# PROBLEM REQUIREMENTS:
Go through the data below and return each line where the string "mnemonic" occurs.

# DATA SHOWN:
────────────────
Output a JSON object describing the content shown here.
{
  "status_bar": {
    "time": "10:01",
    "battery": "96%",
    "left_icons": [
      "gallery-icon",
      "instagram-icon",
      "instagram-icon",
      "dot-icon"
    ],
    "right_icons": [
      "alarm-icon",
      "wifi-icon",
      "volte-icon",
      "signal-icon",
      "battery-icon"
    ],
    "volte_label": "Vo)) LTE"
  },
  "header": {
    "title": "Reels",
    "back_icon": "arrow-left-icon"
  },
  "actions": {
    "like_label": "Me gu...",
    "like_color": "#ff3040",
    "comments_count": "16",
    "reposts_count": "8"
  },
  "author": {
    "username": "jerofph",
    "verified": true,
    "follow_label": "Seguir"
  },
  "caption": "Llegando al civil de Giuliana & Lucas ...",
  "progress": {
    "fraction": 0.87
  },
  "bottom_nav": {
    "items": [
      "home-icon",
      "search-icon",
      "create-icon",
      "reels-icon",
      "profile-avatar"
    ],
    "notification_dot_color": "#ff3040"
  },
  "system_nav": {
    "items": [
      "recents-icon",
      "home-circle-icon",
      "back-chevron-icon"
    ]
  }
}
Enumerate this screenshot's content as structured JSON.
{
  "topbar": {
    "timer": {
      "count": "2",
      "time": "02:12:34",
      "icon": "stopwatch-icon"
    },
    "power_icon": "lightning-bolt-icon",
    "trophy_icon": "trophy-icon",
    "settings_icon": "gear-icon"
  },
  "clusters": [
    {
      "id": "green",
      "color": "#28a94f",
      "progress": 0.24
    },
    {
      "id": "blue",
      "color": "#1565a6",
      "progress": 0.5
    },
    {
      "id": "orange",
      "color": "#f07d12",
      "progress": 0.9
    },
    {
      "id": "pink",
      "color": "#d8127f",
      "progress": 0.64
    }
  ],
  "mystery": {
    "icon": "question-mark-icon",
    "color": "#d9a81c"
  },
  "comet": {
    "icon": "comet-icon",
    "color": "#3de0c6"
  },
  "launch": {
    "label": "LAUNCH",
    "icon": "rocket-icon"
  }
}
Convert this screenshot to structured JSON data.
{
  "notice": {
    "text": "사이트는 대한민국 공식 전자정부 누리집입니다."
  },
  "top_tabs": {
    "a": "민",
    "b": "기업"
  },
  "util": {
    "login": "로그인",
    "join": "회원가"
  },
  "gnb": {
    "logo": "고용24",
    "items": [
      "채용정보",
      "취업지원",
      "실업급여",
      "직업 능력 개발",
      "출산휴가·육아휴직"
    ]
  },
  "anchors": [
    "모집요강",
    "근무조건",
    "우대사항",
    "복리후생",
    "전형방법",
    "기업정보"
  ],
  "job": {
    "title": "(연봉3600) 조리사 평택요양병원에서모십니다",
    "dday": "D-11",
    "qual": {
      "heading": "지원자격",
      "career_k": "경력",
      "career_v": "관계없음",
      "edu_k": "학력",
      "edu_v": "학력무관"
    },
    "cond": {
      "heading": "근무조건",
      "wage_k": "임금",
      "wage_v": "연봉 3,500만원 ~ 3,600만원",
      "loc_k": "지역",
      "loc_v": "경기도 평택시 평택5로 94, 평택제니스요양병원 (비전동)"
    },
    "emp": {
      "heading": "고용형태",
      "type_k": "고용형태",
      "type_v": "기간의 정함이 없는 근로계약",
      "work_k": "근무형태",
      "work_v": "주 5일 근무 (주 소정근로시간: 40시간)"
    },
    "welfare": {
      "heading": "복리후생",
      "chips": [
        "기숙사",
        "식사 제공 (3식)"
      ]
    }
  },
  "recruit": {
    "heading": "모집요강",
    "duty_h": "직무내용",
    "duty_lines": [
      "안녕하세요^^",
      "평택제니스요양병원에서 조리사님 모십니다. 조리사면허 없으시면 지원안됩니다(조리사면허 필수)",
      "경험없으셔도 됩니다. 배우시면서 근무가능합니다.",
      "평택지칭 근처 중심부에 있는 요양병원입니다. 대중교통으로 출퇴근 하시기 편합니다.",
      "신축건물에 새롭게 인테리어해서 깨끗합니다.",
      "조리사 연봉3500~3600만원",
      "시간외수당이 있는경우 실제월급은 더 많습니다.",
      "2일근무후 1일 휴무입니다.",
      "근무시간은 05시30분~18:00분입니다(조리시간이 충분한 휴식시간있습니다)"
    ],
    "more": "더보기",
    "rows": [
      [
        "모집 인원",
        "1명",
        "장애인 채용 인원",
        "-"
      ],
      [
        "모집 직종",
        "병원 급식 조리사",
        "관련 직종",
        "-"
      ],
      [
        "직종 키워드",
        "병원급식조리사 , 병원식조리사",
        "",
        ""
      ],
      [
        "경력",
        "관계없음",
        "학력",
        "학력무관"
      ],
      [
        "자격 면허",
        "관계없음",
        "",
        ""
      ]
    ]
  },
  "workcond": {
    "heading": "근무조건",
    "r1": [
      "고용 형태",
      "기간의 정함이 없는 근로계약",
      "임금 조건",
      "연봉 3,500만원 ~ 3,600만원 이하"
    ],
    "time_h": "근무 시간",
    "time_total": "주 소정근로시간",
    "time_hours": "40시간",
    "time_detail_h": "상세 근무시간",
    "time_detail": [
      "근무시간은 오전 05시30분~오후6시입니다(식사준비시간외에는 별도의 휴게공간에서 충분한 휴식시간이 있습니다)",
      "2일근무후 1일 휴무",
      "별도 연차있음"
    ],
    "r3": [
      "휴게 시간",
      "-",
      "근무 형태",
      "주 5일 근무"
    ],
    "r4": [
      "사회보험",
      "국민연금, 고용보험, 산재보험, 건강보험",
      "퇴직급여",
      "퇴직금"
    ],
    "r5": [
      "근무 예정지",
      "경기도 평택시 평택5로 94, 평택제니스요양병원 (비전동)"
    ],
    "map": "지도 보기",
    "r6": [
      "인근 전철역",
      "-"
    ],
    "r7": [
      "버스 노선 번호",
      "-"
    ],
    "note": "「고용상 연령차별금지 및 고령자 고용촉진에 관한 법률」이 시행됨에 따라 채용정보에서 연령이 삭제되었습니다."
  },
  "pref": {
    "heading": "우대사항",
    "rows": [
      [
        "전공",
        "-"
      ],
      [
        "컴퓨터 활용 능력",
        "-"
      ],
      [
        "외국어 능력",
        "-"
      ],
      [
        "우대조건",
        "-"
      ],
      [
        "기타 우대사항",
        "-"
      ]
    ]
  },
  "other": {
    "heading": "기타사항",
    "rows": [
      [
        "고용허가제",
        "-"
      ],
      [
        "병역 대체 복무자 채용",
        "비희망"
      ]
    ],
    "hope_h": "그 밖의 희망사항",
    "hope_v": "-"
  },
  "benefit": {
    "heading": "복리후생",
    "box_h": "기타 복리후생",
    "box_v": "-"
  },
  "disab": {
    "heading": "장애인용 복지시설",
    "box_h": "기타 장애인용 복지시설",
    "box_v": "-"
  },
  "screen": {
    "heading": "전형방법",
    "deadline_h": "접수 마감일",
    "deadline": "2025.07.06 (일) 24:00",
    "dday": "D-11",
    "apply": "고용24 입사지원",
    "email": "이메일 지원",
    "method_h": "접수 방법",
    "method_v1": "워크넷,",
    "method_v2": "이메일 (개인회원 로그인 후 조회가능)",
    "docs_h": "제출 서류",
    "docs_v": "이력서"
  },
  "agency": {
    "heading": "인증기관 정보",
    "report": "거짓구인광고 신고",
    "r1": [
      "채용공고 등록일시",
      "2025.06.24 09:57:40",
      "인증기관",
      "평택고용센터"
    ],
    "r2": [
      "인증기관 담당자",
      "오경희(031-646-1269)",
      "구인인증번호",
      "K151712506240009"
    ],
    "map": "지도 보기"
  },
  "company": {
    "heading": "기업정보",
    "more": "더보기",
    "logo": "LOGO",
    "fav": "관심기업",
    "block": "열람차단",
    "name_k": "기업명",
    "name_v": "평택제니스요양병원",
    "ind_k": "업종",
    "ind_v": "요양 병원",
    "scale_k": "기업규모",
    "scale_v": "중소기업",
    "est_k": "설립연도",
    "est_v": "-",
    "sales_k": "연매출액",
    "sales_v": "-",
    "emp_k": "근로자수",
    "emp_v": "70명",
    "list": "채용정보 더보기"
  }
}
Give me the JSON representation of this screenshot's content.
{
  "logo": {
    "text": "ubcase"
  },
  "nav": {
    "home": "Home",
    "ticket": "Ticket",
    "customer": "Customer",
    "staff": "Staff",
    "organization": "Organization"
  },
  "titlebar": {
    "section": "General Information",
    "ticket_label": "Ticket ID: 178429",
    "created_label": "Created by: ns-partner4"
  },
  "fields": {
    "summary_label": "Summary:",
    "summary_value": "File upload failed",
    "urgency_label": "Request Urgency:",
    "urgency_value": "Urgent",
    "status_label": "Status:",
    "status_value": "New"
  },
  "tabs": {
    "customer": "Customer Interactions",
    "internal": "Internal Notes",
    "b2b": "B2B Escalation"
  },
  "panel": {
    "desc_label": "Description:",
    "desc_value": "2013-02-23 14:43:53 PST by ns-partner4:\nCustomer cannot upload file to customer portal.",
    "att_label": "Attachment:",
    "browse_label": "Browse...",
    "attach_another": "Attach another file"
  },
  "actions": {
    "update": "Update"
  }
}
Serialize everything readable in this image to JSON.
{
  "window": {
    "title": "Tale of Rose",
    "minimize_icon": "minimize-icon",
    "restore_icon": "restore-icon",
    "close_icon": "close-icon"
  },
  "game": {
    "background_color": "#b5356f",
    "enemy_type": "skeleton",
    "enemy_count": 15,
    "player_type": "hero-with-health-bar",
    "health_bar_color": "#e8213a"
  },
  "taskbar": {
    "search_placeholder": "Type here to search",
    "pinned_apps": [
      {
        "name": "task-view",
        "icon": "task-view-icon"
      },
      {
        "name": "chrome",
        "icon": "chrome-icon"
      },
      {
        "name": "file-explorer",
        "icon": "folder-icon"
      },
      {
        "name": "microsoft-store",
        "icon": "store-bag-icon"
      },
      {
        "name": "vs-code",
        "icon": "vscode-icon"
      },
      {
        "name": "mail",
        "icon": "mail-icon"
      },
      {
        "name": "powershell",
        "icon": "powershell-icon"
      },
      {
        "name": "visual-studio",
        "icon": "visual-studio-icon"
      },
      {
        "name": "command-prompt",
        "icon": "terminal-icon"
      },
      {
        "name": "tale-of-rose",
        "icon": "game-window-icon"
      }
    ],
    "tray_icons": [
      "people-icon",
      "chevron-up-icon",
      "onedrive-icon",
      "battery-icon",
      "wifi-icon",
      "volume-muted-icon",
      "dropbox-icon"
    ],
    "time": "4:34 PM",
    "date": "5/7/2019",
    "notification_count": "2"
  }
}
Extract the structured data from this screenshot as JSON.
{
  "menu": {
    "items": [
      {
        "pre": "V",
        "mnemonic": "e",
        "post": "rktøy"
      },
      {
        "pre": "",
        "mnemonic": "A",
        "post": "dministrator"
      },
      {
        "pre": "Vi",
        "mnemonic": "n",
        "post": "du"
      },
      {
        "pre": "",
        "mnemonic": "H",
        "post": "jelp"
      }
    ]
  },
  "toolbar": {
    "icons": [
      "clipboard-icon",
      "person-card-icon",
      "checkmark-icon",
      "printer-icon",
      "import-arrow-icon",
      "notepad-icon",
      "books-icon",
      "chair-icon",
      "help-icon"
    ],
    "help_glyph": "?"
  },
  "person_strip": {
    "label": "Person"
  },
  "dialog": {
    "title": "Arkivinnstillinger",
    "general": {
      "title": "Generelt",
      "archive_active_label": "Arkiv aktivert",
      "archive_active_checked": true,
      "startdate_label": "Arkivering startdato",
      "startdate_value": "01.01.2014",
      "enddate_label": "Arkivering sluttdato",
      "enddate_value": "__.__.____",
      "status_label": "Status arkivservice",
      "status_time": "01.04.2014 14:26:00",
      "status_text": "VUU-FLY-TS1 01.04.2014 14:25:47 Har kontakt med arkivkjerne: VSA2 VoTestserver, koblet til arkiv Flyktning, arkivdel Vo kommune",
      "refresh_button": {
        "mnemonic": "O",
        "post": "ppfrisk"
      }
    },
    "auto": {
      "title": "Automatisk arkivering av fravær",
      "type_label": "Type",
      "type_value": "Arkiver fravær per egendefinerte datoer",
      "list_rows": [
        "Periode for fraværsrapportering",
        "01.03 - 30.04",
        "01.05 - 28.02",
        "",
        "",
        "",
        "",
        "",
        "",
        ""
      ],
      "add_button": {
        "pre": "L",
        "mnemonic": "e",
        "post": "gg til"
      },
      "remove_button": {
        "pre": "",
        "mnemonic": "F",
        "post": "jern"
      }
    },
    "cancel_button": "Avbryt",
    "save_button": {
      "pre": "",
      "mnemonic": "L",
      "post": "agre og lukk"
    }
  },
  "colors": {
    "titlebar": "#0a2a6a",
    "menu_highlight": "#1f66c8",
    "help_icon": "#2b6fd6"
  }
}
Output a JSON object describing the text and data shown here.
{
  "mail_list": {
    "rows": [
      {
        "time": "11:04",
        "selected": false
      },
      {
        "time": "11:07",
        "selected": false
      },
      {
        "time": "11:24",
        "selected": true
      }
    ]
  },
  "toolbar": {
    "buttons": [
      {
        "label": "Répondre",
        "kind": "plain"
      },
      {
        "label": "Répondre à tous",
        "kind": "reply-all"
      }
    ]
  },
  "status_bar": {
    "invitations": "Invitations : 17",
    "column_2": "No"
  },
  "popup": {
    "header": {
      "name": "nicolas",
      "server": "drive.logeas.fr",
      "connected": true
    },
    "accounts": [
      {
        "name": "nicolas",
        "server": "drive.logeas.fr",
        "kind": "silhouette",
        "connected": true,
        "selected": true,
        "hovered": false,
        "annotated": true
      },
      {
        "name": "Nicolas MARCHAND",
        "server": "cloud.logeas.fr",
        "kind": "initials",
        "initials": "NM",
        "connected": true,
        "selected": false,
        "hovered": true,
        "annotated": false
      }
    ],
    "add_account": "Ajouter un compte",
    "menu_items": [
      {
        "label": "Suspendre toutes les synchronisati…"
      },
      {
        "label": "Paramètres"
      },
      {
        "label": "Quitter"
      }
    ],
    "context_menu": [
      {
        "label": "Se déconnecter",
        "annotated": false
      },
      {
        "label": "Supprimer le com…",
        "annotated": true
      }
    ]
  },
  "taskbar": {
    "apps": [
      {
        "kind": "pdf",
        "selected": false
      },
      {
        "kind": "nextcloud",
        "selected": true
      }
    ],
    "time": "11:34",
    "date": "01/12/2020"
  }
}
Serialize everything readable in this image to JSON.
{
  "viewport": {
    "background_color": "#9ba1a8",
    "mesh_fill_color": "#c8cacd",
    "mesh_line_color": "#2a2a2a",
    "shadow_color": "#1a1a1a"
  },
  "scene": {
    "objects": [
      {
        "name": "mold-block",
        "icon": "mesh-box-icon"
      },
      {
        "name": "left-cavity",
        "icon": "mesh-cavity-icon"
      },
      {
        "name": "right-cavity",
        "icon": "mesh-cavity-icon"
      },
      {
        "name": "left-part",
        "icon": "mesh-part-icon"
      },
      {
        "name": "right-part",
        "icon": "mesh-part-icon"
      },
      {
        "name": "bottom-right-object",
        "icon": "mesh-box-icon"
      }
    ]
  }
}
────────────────
# TASK RESULT:
        "mnemonic": "e",
        "mnemonic": "A",
        "mnemonic": "n",
        "mnemonic": "H",
        "mnemonic": "O",
        "mnemonic": "e",
        "mnemonic": "F",
      "mnemonic": "L",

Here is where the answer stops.